# Work instructions
Scan the records for the word "text". Return each line where it is found.

Records for this exercise Start Marker

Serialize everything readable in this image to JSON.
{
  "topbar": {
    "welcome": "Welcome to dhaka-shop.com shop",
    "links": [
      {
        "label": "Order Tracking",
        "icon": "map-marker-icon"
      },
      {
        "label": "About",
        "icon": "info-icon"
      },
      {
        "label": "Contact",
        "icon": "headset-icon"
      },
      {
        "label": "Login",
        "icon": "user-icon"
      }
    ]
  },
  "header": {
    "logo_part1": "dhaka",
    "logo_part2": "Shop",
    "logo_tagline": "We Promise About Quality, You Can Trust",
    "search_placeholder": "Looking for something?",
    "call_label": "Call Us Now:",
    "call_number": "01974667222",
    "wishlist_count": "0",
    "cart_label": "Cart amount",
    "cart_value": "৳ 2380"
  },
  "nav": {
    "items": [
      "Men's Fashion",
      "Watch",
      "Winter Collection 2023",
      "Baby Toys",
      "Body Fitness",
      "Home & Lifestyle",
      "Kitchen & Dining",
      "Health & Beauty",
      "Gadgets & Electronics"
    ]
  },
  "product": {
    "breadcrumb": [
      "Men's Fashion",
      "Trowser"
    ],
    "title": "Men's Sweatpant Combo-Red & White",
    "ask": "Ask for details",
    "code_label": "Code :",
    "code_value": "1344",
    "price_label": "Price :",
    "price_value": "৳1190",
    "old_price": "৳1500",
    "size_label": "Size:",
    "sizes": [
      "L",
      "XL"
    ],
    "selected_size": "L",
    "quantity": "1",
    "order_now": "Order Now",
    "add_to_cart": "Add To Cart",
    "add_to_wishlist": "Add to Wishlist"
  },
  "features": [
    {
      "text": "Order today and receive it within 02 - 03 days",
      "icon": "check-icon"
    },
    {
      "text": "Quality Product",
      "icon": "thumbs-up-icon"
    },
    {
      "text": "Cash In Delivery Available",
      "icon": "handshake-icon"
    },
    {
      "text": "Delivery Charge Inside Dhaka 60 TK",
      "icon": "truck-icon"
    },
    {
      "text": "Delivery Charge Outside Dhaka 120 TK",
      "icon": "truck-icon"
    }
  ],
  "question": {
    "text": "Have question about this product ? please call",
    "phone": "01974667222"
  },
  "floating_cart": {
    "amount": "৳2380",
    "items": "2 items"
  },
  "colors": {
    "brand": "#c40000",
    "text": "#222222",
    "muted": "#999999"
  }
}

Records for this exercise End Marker

# Answer to this task
      "text": "Order today and receive it within 02 - 03 days",
      "text": "Quality Product",
      "text": "Cash In Delivery Available",
      "text": "Delivery Charge Inside Dhaka 60 TK",
      "text": "Delivery Charge Outside Dhaka 120 TK",
    "text": "Have question about this product ? please call",
    "text": "#222222",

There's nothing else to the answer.